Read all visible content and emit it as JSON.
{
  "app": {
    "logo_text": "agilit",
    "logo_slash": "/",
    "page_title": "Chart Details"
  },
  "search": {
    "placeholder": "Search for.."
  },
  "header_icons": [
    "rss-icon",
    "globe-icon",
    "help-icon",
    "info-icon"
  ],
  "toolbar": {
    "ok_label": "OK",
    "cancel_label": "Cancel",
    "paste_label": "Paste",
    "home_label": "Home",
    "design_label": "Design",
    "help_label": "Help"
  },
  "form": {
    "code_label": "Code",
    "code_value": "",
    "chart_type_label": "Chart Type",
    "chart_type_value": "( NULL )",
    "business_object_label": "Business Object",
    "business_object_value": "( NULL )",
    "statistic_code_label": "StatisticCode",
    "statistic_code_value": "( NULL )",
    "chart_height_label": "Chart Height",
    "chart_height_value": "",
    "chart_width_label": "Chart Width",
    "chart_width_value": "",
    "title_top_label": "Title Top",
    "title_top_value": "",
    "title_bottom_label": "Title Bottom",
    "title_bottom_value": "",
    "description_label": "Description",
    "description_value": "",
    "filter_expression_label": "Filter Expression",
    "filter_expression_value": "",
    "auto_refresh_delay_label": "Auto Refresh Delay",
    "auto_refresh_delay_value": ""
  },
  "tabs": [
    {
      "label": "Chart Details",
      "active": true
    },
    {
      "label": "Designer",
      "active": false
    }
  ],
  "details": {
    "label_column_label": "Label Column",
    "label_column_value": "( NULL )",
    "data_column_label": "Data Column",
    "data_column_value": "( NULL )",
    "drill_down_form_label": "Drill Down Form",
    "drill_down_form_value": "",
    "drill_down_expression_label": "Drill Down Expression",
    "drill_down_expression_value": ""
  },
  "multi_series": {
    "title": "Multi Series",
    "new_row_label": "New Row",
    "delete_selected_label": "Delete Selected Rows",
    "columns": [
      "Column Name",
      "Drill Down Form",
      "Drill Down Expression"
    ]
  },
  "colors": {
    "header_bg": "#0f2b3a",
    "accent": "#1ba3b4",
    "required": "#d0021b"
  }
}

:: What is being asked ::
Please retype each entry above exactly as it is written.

:: Written reply ::
Read all visible content and emit it as JSON.
{
  "app": {
    "logo_text": "agilit",
    "logo_slash": "/",
    "page_title": "Chart Details"
  },
  "search": {
    "placeholder": "Search for.."
  },
  "header_icons": [
    "rss-icon",
    "globe-icon",
    "help-icon",
    "info-icon"
  ],
  "toolbar": {
    "ok_label": "OK",
    "cancel_label": "Cancel",
    "paste_label": "Paste",
    "home_label": "Home",
    "design_label": "Design",
    "help_label": "Help"
  },
  "form": {
    "code_label": "Code",
    "code_value": "",
    "chart_type_label": "Chart Type",
    "chart_type_value": "( NULL )",
    "business_object_label": "Business Object",
    "business_object_value": "( NULL )",
    "statistic_code_label": "StatisticCode",
    "statistic_code_value": "( NULL )",
    "chart_height_label": "Chart Height",
    "chart_height_value": "",
    "chart_width_label": "Chart Width",
    "chart_width_value": "",
    "title_top_label": "Title Top",
    "title_top_value": "",
    "title_bottom_label": "Title Bottom",
    "title_bottom_value": "",
    "description_label": "Description",
    "description_value": "",
    "filter_expression_label": "Filter Expression",
    "filter_expression_value": "",
    "auto_refresh_delay_label": "Auto Refresh Delay",
    "auto_refresh_delay_value": ""
  },
  "tabs": [
    {
      "label": "Chart Details",
      "active": true
    },
    {
      "label": "Designer",
      "active": false
    }
  ],
  "details": {
    "label_column_label": "Label Column",
    "label_column_value": "( NULL )",
    "data_column_label": "Data Column",
    "data_column_value": "( NULL )",
    "drill_down_form_label": "Drill Down Form",
    "drill_down_form_value": "",
    "drill_down_expression_label": "Drill Down Expression",
    "drill_down_expression_value": ""
  },
  "multi_series": {
    "title": "Multi Series",
    "new_row_label": "New Row",
    "delete_selected_label": "Delete Selected Rows",
    "columns": [
      "Column Name",
      "Drill Down Form",
      "Drill Down Expression"
    ]
  },
  "colors": {
    "header_bg": "#0f2b3a",
    "accent": "#1ba3b4",
    "required": "#d0021b"
  }
}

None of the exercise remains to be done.